Due to its extraordinary explanatory power for individual behavior, the interest in the concept of locus of control (LOC) has increased substantially within applied economic research. But, even though LOC has been found to affect economic behavior in many ways, the reliability of these findings is at risk as they commonly rely on the assumption that LOC is stable over the life course. While absolute stability has been generally rejected, the extent to which LOC and thus personality changes is, nonetheless, strongly debated. We contribute to this discussion by analyzing the effect of unemployment on LOC. Based on German panel data, we apply a difference-in-difference approach by using an involuntary job loss as trigger for unemployment. Overall, we find a significant shift in stated LOC due to unemployment. Because the effect is observable during unemployment only and not heterogeneous with respect to individual characteristics or unemployment duration, we conclude that only the stated LOC is biased during unemployment but the underlying personality trait itself is not affected.
It’s a great pleasure for me to start being a full-time researcher again after returning from maternity leave with participating in the 6th Lindau Meeting on Economic Sciences in the end of August 2017.
My very first discussion paper on “Job Search, Locus of Control and Internal Migration”, which is joint work together with Marco Caliendo, Deborah Cobb-Clark and Arne Uhlendorff is now downloadable from the IZA Discussion Paper Series (No. 9600).
I am very happy to be able to visit the Behavioural Science Center at the University of Stirling (Scotland, UK) from the 30th of November to the 04th of December 2015. It is my second research visit there and hopefully becomes a great “end of the year”-tradition 🙂
I will participate in a workshop on the topic “Economics in the digital context” at the Leibniz Information Centre for Economics (ZBW) in Hamburg this Friday.
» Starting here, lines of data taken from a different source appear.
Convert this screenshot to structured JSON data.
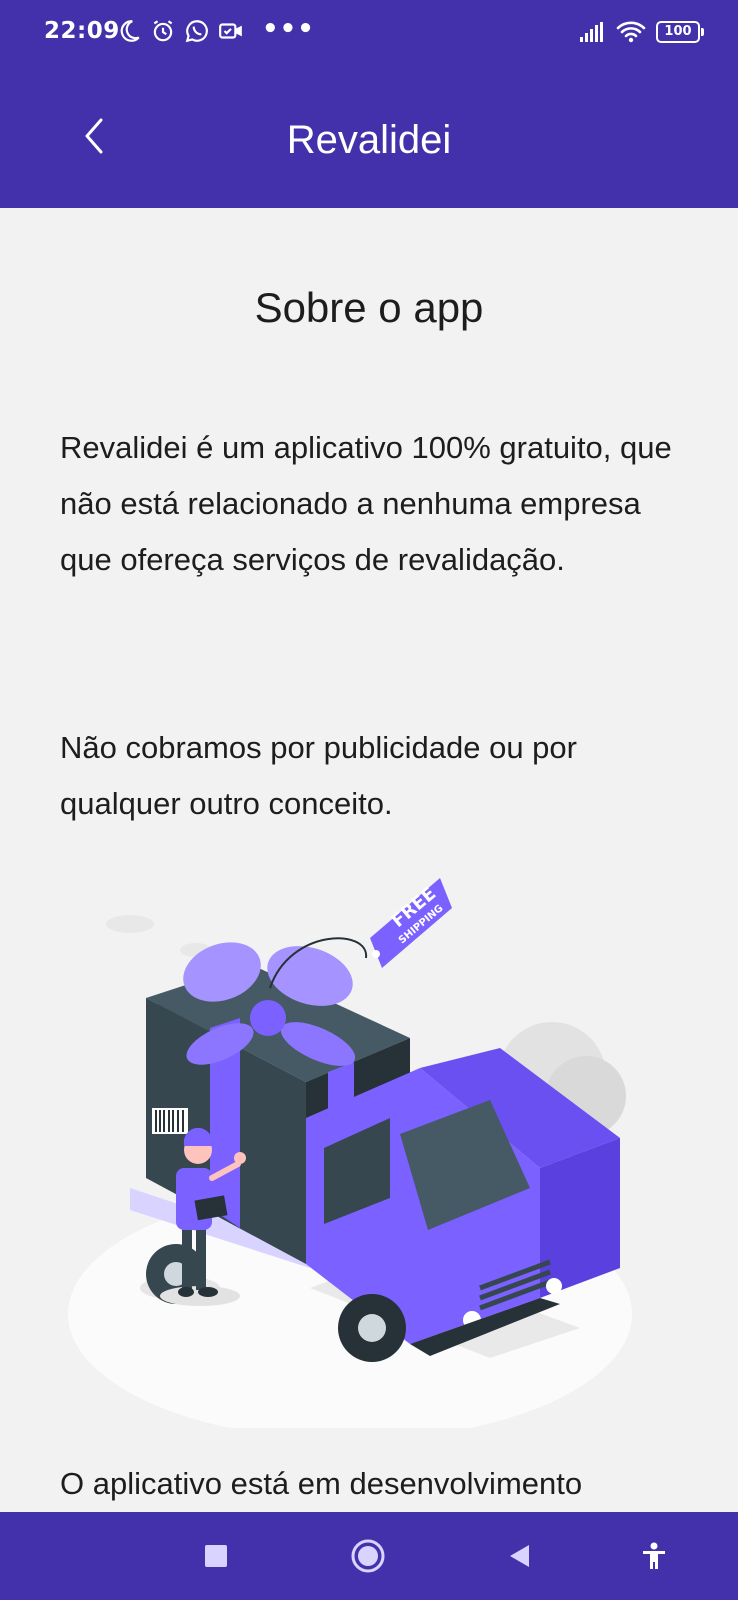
{
  "status_bar": {
    "time": "22:09",
    "left_icons": [
      "moon-icon",
      "alarm-icon",
      "whatsapp-icon",
      "video-icon"
    ],
    "more": "•••",
    "battery": "100",
    "right_icons": [
      "signal-icon",
      "wifi-icon",
      "battery-icon"
    ]
  },
  "app_bar": {
    "title": "Revalidei",
    "back_icon": "chevron-left-icon"
  },
  "content": {
    "section_title": "Sobre o app",
    "paragraph_1": "Revalidei é um aplicativo 100% gratuito, que não está relacionado a nenhuma empresa que ofereça serviços de revalidação.",
    "paragraph_2": "Não cobramos por publicidade ou por qualquer outro conceito.",
    "paragraph_3": "O aplicativo está em desenvolvimento",
    "illustration": {
      "tag_text_1": "FREE",
      "tag_text_2": "SHIPPING"
    }
  },
  "nav_bar": {
    "items": [
      "recents-square-icon",
      "home-circle-icon",
      "back-triangle-icon",
      "accessibility-icon"
    ]
  },
  "colors": {
    "primary": "#4231ab",
    "accent": "#7b61ff",
    "background": "#f2f2f2",
    "text": "#1d1d1d"
  }
}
I am really looking forward to inspiring discussions. @ZBW_news